Walt Disney Co. gave a 2011 pay package valued at about $31.4 million to CEO Bob Iger, up 12 percent from a year earlier, according to an Associated Press analysis of data disclosed in a regulatory filing on Friday.
The company said Iger merited the raise, citing Disney's growth in the face of a challenging economic environment. Burbank-based Disney generated record-breaking profit and revenue for fiscal 2011.
The boost in Iger's compensation came after Disney's share price slid 12.5 percent to $29 during the company's fiscal year, which ended Oct. 3. That was also the same day the stock market reached its low for 2011 after a turbulent summer and early fall that drove the stocks of many companies sharply lower. Disney shares have since recovered and closed Friday at $39.31.
Iger, 60, received a base salary of $2 million, unchanged from the previous fiscal year, according to documents filed with the Securities and Exchange Commission.
He also received stock awards valued at $8.1 million at the time they were granted, an increase of 10 percent from a year earlier, and option awards valued at about $4.8 million on the day they were granted, up 9 percent from the year before.
Iger's performance-based cash bonus grew 15 percent from the prior year to about $15.5 million.
His other compensation jumped 21 percent to $962,932, including $371,439 for personal use of company aircraft and $561,303 for security costs.

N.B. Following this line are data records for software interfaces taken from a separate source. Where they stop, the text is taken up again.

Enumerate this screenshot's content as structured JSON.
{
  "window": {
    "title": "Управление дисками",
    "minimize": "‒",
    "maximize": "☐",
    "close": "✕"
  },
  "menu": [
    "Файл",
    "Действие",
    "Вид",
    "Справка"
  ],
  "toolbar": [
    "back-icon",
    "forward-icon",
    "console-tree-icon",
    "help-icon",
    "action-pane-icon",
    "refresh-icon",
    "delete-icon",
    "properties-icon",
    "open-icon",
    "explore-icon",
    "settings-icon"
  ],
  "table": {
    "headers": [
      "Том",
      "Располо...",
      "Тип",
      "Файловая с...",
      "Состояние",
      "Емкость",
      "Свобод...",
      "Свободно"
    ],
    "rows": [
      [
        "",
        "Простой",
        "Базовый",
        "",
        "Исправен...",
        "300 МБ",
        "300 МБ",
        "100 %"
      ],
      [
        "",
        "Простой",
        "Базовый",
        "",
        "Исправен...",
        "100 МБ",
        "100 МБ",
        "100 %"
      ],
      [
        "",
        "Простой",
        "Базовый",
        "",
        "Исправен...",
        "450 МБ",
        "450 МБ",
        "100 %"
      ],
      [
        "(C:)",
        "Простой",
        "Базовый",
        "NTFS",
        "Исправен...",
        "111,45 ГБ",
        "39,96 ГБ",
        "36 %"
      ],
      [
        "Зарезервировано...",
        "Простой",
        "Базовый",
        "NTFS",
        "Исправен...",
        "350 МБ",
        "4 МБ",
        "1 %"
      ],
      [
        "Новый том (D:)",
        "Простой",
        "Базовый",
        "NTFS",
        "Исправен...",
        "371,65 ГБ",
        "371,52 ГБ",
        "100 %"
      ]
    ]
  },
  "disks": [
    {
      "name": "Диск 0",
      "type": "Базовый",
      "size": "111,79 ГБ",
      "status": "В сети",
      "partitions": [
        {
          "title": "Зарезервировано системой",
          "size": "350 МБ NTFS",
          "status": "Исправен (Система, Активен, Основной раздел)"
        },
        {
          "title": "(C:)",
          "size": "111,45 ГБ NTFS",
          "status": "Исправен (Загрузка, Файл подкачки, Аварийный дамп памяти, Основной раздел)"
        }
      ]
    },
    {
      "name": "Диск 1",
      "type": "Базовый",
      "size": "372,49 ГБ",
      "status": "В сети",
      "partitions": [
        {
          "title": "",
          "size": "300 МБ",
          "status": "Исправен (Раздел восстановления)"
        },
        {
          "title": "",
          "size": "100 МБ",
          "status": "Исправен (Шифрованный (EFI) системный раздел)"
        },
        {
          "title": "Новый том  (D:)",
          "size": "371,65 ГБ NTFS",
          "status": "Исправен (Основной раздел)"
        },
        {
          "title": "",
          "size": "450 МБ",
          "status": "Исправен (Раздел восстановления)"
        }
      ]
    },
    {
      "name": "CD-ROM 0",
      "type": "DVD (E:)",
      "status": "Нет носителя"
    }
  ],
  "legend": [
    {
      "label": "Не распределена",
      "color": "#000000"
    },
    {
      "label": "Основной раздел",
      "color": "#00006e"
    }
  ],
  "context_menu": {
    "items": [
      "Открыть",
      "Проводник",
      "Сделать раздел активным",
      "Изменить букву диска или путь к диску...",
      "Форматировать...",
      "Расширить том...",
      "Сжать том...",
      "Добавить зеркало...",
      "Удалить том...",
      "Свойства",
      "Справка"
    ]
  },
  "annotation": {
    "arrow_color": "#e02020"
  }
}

Iger's total compensation in fiscal 2010 was $28 million.
Disney's net income for fiscal 2011 grew 21 percent to a record $4.8 billion, or $2.52 per share, aided by the success of films such as "The Lion King" in 3-D, and improved revenue from its consumer products, TV and theme park businesses.
Revenue rose 7 percent to a record $40.9 billion.
The Associated Press formula calculates an executive's total compensation during the last fiscal year by adding salary, bonuses, perks, above-market interest the company pays on deferred compensation and the estimated value of stock and stock options awarded during the year. The AP formula does not count changes in the present value of pension benefits. That makes the AP total slightly different in most cases from the total reported by companies to the Securities and Exchange Commission.
The value that a company assigned to an executive's stock and option awards for 2011 was the present value of what the company expected the awards to be worth to the executive over time. Companies use one of several formulas to calculate that value. However, the number is just an estimate, and what an executive ultimately receives will depend on the performance of the company's stock in the years after the awards are granted. Most stock compensation programs require an executive to wait a specified amount of time to receive shares or exercise options.